  • Avoid heavy lifting especially with spine rotated.
  • Training in when and how to use mechanical assistance.

OSHA also offers recommendations around Patient Handling Programs and Patient Handling Controls.

Laboratory Ergonomics

Laboratories lend themselves towards ergonomic risks due to their focus on efficiency which can distract from safe working practices. There are many resources created by UCLA Ergonomics that offer best practices for healthcare ergonomics in a laboratory setting:

Healthcare Ergonomics – Cornell University Resources

Healthcare ergonomics is a critical issue. Cornell University Ergonomics has focused several studies and project in this area of ergonomics including:

Healthcare Ergonomics – Pushing/Pulling Medical Equipment

darcor workplace ergonomics guide

Most healthcare environments possess many large, heavy equipment. This medical equipment must be mobile, so it can be moved where needed across the healthcare facility. Additionally, medical equipment must frequently be maneuvered quickly and safely in a variety of environments (wet, hazardous materials, over cords, etc.). Finally, noise considerations must be taken into account as patients require rest and cannot be bombarded by noisy equipment constantly being moved around. That’s a tall order for medical equipment designers.

Darcor wrote an article entitled, Blueprint to Design Medical Equipment with Operators in Mind, to assist medical equipment designers to achieve improved design and mobility of medical equipment and carts; it outlines 4 best practices:

  1. Low push/pull force
  2. Noise Reduction
  3. Reduced Shock and Impact Loading
  4. Adjustable Height

economics of ergonomics guide cover manual material handling

Other companies and organizations are also focusing on this area, providing resources to focus on improvements to reduce risk of injuries:

Clearly there are many areas of healthcare ergonomics that can be improved to help minimize risk to dedicated healthcare providers. Of course, all workers deserve protection, but our healthcare workers are caring and critical to our society’s well-being and should be cared for accordingly.
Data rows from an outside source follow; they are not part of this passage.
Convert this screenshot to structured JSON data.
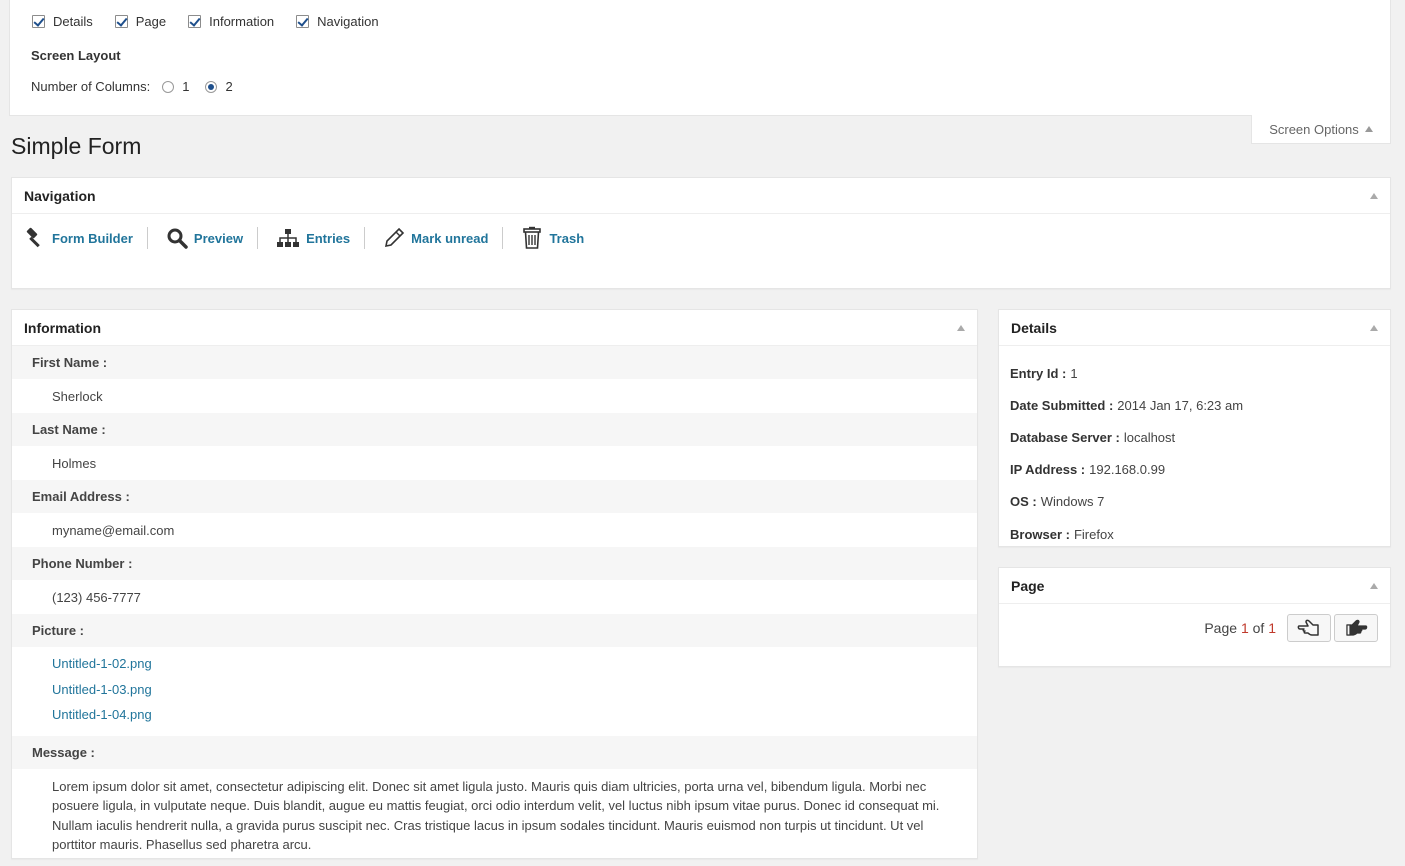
{
  "screen_options": {
    "checkboxes": [
      {
        "label": "Details",
        "checked": true
      },
      {
        "label": "Page",
        "checked": true
      },
      {
        "label": "Information",
        "checked": true
      },
      {
        "label": "Navigation",
        "checked": true
      }
    ],
    "layout_heading": "Screen Layout",
    "columns_label": "Number of Columns:",
    "column_options": [
      "1",
      "2"
    ],
    "selected_columns": "2",
    "tab_label": "Screen Options"
  },
  "page_title": "Simple Form",
  "navigation": {
    "title": "Navigation",
    "links": [
      {
        "label": "Form Builder",
        "icon": "gavel-icon"
      },
      {
        "label": "Preview",
        "icon": "search-icon"
      },
      {
        "label": "Entries",
        "icon": "sitemap-icon"
      },
      {
        "label": "Mark unread",
        "icon": "pencil-icon"
      },
      {
        "label": "Trash",
        "icon": "trash-icon"
      }
    ]
  },
  "information": {
    "title": "Information",
    "first_name_label": "First Name :",
    "first_name": "Sherlock",
    "last_name_label": "Last Name :",
    "last_name": "Holmes",
    "email_label": "Email Address :",
    "email": "myname@email.com",
    "phone_label": "Phone Number :",
    "phone": "(123) 456-7777",
    "picture_label": "Picture :",
    "pictures": [
      "Untitled-1-02.png",
      "Untitled-1-03.png",
      "Untitled-1-04.png"
    ],
    "message_label": "Message :",
    "message": "Lorem ipsum dolor sit amet, consectetur adipiscing elit. Donec sit amet ligula justo. Mauris quis diam ultricies, porta urna vel, bibendum ligula. Morbi nec posuere ligula, in vulputate neque. Duis blandit, augue eu mattis feugiat, orci odio interdum velit, vel luctus nibh ipsum vitae purus. Donec id consequat mi. Nullam iaculis hendrerit nulla, a gravida purus suscipit nec. Cras tristique lacus in ipsum sodales tincidunt. Mauris euismod non turpis ut tincidunt. Ut vel porttitor mauris. Phasellus sed pharetra arcu."
  },
  "details": {
    "title": "Details",
    "rows": [
      {
        "label": "Entry Id :",
        "value": "1"
      },
      {
        "label": "Date Submitted :",
        "value": "2014 Jan 17, 6:23 am"
      },
      {
        "label": "Database Server :",
        "value": "localhost"
      },
      {
        "label": "IP Address :",
        "value": "192.168.0.99"
      },
      {
        "label": "OS :",
        "value": "Windows 7"
      },
      {
        "label": "Browser :",
        "value": "Firefox"
      }
    ]
  },
  "page_box": {
    "title": "Page",
    "page_word": "Page",
    "current": "1",
    "of_word": "of",
    "total": "1",
    "accent": "#c0392b"
  }
}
If you are interested in ways to reduce workplace injuries and explore budget considerations for proactive ergonomic programs, download these ergonomics guides:

This blog was originally published in July 2018.